Please, don’t run with your dog on a neck collar (especially not a prong, pinch, choke, or other training collar) or head collar. A comfy back-clip harness is a must.
What if my dog pulls?
Start training for canicross! In this sport, your dog helps pull you through a race. If you’ve got the right setup (another plug for the Ruffwear Omnijore, above), your dog pulling is actually a good thing.
If you’d really rather not have your dog pulling you, take the time to work on loose leash walking and gradually increasing speeds. While it’s ideal to teach your dog to loose leash walk, if pulling is really setting you back, an anti-pull harness or dog training harness might be in order as well.

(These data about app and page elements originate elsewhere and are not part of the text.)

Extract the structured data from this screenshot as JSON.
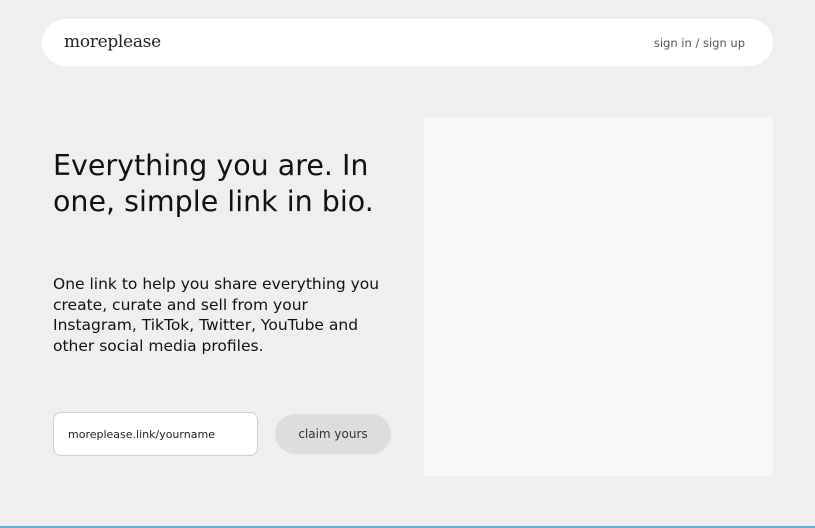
{
  "header": {
    "logo": "moreplease",
    "auth_link": "sign in / sign up"
  },
  "hero": {
    "headline": "Everything you are. In one, simple link in bio.",
    "subheadline": "One link to help you share everything you create, curate and sell from your Instagram, TikTok, Twitter, YouTube and other social media profiles."
  },
  "signup": {
    "url_value": "moreplease.link/yourname",
    "claim_label": "claim yours"
  },
  "colors": {
    "background": "#efefef",
    "navbar": "#ffffff",
    "button": "#dddddd",
    "preview_panel": "#f8f8f8",
    "bottom_accent": "#58b0e8"
  }
}
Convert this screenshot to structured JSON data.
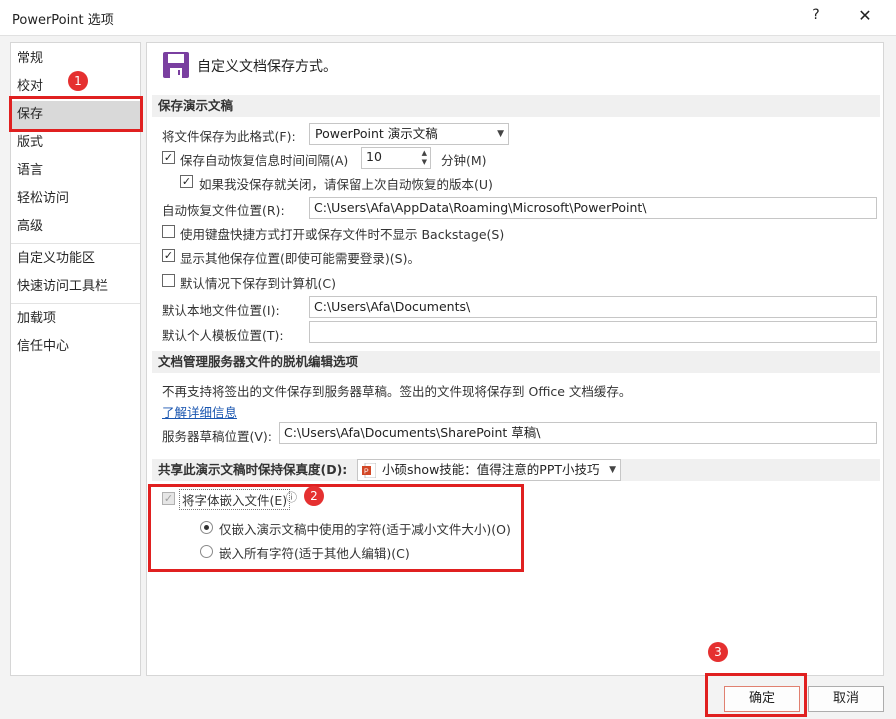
{
  "window": {
    "title": "PowerPoint 选项",
    "help": "?",
    "close": "✕"
  },
  "sidebar": {
    "items": [
      {
        "label": "常规"
      },
      {
        "label": "校对"
      },
      {
        "label": "保存"
      },
      {
        "label": "版式"
      },
      {
        "label": "语言"
      },
      {
        "label": "轻松访问"
      },
      {
        "label": "高级"
      },
      {
        "label": "自定义功能区"
      },
      {
        "label": "快速访问工具栏"
      },
      {
        "label": "加载项"
      },
      {
        "label": "信任中心"
      }
    ],
    "active": "保存"
  },
  "main": {
    "header": "自定义文档保存方式。",
    "save_section": {
      "title": "保存演示文稿",
      "format_label": "将文件保存为此格式(F):",
      "format_value": "PowerPoint 演示文稿",
      "autorecover_label": "保存自动恢复信息时间间隔(A)",
      "autorecover_value": "10",
      "autorecover_unit": "分钟(M)",
      "keep_last_label": "如果我没保存就关闭，请保留上次自动恢复的版本(U)",
      "autorecover_path_label": "自动恢复文件位置(R):",
      "autorecover_path_value": "C:\\Users\\Afa\\AppData\\Roaming\\Microsoft\\PowerPoint\\",
      "no_backstage_label": "使用键盘快捷方式打开或保存文件时不显示 Backstage(S)",
      "show_other_label": "显示其他保存位置(即使可能需要登录)(S)。",
      "save_to_computer_label": "默认情况下保存到计算机(C)",
      "default_local_label": "默认本地文件位置(I):",
      "default_local_value": "C:\\Users\\Afa\\Documents\\",
      "default_template_label": "默认个人模板位置(T):",
      "default_template_value": ""
    },
    "offline_section": {
      "title": "文档管理服务器文件的脱机编辑选项",
      "notice": "不再支持将签出的文件保存到服务器草稿。签出的文件现将保存到 Office 文档缓存。",
      "learn_more": "了解详细信息",
      "drafts_label": "服务器草稿位置(V):",
      "drafts_value": "C:\\Users\\Afa\\Documents\\SharePoint 草稿\\"
    },
    "fidelity_section": {
      "title": "共享此演示文稿时保持保真度(D):",
      "doc_value": "小硕show技能：值得注意的PPT小技巧",
      "embed_fonts_label": "将字体嵌入文件(E)",
      "info_icon": "ⓘ",
      "embed_used_label": "仅嵌入演示文稿中使用的字符(适于减小文件大小)(O)",
      "embed_all_label": "嵌入所有字符(适于其他人编辑)(C)"
    }
  },
  "annotations": {
    "badge1": "1",
    "badge2": "2",
    "badge3": "3",
    "color": "#e02020"
  },
  "footer": {
    "ok": "确定",
    "cancel": "取消"
  },
  "icons": {
    "checkmark": "✓"
  }
}
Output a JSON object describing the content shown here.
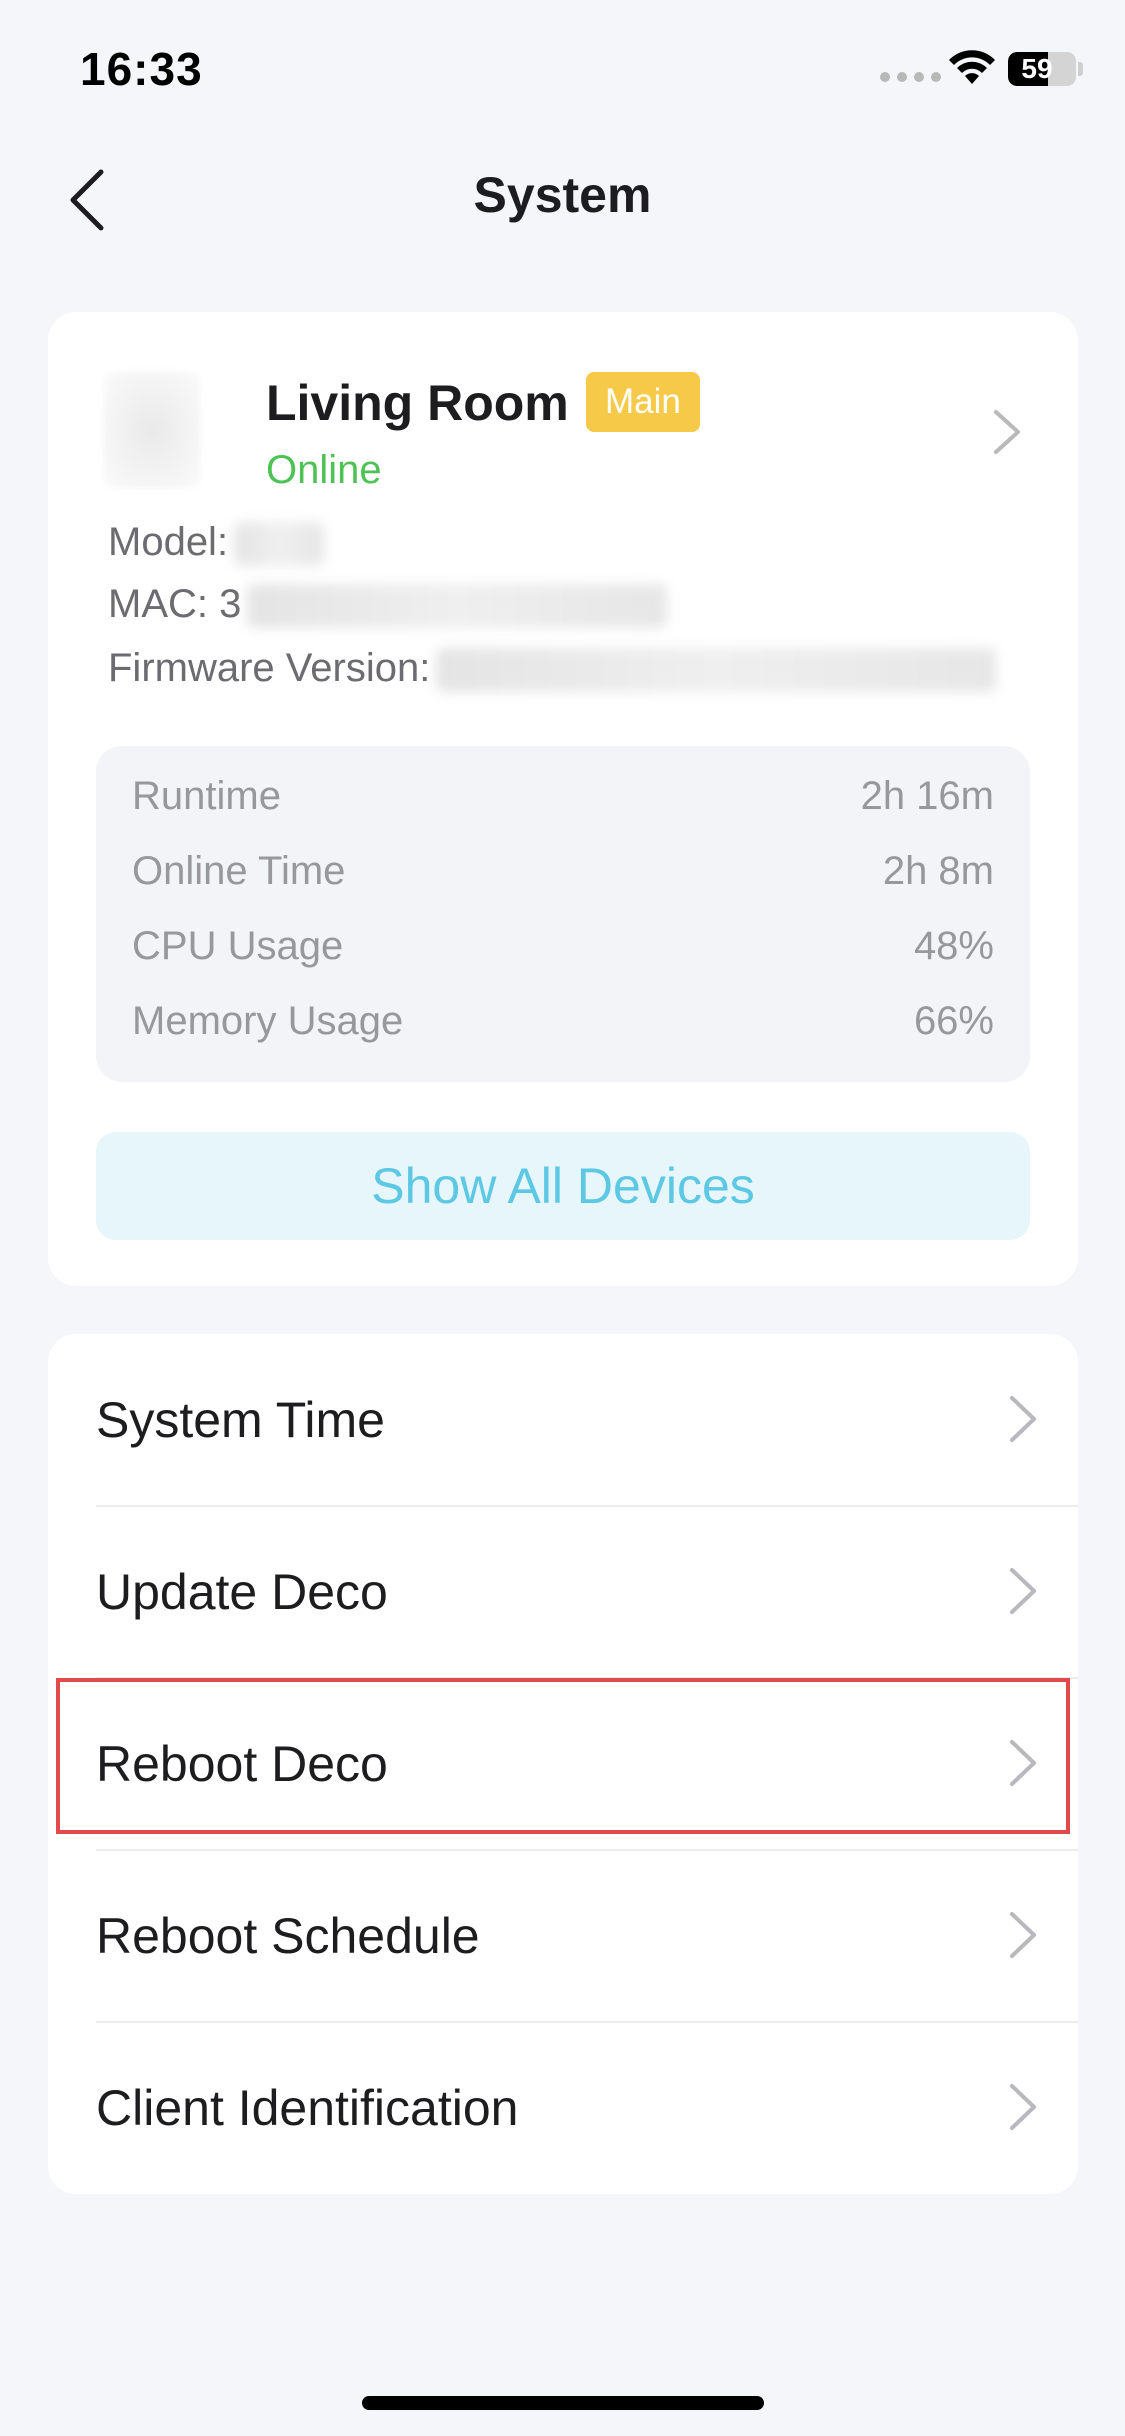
{
  "status_bar": {
    "time": "16:33",
    "battery_level": 59,
    "battery_text": "59",
    "icons": [
      "signal-dots-icon",
      "wifi-icon",
      "battery-icon"
    ]
  },
  "nav": {
    "title": "System",
    "back_icon": "chevron-left-icon"
  },
  "device": {
    "name": "Living Room",
    "badge": "Main",
    "status": "Online",
    "model_label": "Model:",
    "mac_label": "MAC: 3",
    "firmware_label": "Firmware Version:",
    "stats": [
      {
        "label": "Runtime",
        "value": "2h 16m"
      },
      {
        "label": "Online Time",
        "value": "2h 8m"
      },
      {
        "label": "CPU Usage",
        "value": "48%"
      },
      {
        "label": "Memory Usage",
        "value": "66%"
      }
    ],
    "show_all_label": "Show All Devices"
  },
  "menu": {
    "items": [
      {
        "label": "System Time"
      },
      {
        "label": "Update Deco"
      },
      {
        "label": "Reboot Deco",
        "highlighted": true
      },
      {
        "label": "Reboot Schedule"
      },
      {
        "label": "Client Identification"
      }
    ]
  },
  "colors": {
    "background": "#f4f6fa",
    "online": "#4fc255",
    "badge": "#f7c948",
    "accent": "#5cc8e4",
    "highlight_border": "#e04a4a"
  }
}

What sort of training does my dog need to go running?
There are several things you should do to prep your dog for serious running. I put together a comprehensive guide to running long distance with your dog. Check it out to read all about ensuring your dog is ready, the skill-based training needed, and physical training for your pup.
For example, I taught Barley the cue “let’s go” which means to go faster, “hike” meaning pull harder, “easy” meaning stop pulling, and “hold up” meaning stop” by giving the verbal cue right before following through on the action. In Barley’s case, we never really had to use treats (or corrections).
You might have better luck teaching the necessary cues using treats during walks, then putting it into use on runs when your dog is already good at the cues.
Did we skip over your all-time favorite running buddy? Let us know! We love to hear about your favorite canine companions.